temperature T. Our results demonstrate the existence of multiple metastable states in the presence of B. The
overall behavior of the noise is consistent with the picture of microscopic segregation of doped holes into hole-rich
regions separated by undoped domains in CuO2 planes. It also strongly suggests that interactions should be
included in possible theoretical models to describe the data.
Studies of low-frequency resistance noise show that the glassy freezing of the two-dimensional electron system (2DES) in Si in the vicinity of the metal-insulator transition (MIT) persists in parallel magnetic fields B of up to 9 T. At low B, both the glass transition density ng and nc, the critical density for the MIT, increase with B such that the width of the metallic glass phase (nc < ns < n g) increases with B. At higher B, where the 2DES is spin polarized, nc and ng no longer depend on B. Our results demonstrate that charge, as opposed to spin, degrees of freedom are responsible for glassy ordering of the 2DES near the MIT.
Studies of low-frequency resistance noise demonstrate that glassy freezing occurs in a two-dimensional electron system in silicon in the
vicinity of the metal-insulator transition (MIT). The width of the metallic glass phase, which separates the 2D metal and the (glassy) insulator, depends strongly on disorder, becoming extremely small
in high-mobility (low-disorder) samples. The glass transition is manifested by a sudden and dramatic slowing down of the electron dynamics, and by a very abrupt change to the sort of statistics characteristic of complicated multistate systems. In particular, the behavior of the second spectrum, an important fourth-order noise

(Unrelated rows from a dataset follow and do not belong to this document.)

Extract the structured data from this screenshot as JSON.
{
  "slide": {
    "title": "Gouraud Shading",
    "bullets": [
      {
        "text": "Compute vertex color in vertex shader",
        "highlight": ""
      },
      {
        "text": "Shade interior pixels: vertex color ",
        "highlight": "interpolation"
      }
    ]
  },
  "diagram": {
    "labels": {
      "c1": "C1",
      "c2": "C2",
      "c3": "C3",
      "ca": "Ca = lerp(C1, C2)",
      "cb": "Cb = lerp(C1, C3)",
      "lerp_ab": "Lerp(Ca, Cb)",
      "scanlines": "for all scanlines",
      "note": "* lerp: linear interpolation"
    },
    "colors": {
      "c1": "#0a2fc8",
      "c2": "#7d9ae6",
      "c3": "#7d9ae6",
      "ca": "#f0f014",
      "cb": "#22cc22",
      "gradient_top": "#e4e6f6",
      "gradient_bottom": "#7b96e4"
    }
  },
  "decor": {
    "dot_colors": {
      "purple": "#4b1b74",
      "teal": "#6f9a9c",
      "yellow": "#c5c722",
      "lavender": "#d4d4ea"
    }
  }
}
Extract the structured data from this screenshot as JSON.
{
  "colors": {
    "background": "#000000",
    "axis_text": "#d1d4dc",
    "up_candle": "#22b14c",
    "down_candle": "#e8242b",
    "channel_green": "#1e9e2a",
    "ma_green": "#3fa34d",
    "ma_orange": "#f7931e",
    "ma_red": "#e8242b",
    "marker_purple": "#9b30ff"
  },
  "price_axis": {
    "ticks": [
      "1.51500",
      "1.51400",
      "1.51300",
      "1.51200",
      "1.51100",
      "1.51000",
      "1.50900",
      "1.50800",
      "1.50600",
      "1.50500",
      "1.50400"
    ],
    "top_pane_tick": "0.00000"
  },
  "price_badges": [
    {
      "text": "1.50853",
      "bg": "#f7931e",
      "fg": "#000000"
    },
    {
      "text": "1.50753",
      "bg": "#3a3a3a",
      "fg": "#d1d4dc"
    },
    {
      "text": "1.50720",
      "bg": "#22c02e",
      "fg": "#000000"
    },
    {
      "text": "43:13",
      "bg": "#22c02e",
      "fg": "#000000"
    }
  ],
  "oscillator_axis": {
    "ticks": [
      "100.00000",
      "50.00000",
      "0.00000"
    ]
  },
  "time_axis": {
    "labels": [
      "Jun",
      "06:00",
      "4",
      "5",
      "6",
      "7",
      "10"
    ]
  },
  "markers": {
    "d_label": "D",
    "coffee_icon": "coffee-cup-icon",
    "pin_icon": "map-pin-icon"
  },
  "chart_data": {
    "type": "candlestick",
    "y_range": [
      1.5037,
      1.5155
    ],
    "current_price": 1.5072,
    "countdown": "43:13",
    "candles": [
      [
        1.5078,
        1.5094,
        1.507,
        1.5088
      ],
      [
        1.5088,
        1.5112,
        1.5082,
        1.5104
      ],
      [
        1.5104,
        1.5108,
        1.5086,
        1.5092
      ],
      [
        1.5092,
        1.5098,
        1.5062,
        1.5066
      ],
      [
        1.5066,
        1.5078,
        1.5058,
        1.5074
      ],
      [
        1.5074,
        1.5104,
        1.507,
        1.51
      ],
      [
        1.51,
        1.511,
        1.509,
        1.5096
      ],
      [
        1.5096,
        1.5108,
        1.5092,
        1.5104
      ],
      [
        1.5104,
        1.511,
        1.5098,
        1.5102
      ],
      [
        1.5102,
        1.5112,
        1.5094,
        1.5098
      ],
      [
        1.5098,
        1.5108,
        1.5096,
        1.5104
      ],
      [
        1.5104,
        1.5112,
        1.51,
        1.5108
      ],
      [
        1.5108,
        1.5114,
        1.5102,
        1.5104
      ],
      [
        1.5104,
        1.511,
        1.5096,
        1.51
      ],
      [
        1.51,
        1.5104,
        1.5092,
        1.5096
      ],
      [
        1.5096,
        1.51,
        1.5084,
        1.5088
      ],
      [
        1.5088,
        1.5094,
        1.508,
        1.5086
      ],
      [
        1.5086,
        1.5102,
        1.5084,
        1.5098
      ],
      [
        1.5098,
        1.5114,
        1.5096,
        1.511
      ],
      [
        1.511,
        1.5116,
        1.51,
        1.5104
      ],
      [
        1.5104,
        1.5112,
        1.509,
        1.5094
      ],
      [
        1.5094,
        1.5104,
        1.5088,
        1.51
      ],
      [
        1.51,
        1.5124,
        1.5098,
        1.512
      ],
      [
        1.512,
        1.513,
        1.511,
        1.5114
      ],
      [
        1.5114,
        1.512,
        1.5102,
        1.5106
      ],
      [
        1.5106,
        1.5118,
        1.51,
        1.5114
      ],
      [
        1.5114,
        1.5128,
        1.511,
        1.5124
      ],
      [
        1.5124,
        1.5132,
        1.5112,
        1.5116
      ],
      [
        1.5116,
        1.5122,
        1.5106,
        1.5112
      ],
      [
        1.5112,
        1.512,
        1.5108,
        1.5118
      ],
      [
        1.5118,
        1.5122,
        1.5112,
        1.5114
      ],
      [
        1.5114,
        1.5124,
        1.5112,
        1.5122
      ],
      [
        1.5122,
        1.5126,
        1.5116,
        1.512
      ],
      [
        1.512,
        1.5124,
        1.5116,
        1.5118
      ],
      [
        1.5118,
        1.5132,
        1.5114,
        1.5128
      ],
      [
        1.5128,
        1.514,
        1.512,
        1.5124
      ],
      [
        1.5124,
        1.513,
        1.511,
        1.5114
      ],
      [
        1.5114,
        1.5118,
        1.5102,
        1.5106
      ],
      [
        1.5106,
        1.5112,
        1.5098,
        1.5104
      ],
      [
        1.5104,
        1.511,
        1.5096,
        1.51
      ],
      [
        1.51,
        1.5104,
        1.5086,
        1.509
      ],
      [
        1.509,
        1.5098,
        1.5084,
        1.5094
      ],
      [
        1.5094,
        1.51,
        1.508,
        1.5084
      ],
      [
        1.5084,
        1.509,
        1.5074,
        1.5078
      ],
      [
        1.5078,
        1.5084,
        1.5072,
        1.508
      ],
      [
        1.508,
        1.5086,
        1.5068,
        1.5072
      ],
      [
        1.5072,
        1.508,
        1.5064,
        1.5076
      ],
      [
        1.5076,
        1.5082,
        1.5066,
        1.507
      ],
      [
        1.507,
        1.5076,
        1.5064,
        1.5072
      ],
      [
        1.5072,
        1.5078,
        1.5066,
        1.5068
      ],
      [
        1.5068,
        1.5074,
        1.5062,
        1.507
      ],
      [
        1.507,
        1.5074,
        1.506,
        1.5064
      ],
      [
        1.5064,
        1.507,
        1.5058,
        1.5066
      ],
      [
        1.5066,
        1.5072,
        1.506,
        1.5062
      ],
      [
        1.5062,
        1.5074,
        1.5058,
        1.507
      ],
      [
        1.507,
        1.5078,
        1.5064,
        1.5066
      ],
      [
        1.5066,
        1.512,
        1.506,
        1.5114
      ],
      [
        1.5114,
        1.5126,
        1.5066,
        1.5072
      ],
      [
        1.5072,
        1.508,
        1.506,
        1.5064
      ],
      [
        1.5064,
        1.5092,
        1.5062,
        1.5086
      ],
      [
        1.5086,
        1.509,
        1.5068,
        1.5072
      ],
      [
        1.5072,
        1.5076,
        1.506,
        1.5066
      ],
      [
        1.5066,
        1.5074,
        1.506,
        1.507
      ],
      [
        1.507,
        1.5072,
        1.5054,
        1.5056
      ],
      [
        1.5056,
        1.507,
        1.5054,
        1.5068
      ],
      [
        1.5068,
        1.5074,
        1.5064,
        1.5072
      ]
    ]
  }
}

statistic, indicates the presence of long-range correlations between fluctuators in the glassy phase, consistent with the hierarchical picture of glassy dynamics.
A giant and nonlinear Zeeman splitting in diluted magnetic semiconductors (DMS) offers a unique opportunity to examine quantum Hall ferromagnetism (QHF) since crossing of Landau levels (LL) can be achieved in moderately strong (Btot ≈ 1 T) total magnetic fields. We carried out magnetoresistance studies on modulation-doped, gated heterostructures of Cd1-xMnxTe/Cd1-yMgyTe:I. We put into evidence the formation of ISing quantum Hall ferromagnet with Curie temperature Tc as high as 2 K. QHF in our device is manisfested by anomalous magnetoresistance maxima, their hysteretic behavior, and time-dependent resistance, similar to earlier observations in III-V heterostructures. However, in our system these phenomena are much stronger, especially when either 2- or 1-, and 0+ LL are brought into coincidence. The magnitude of the QHF spikes depends dramatically on the history of the sample, shows hysteresis when either magnetic field or gate voltage are swept, stretched exponential-time evolution characteristic of glassy systems, and strong Barkhausen noise reflecting the dynamics of ferromagnetic domains. Our study indicates that these metastabilities stem from the electronic systems itself as an effect of slow dynamics of ferromagnetic domains, while the nuclear spin polarization plays a rather minor role.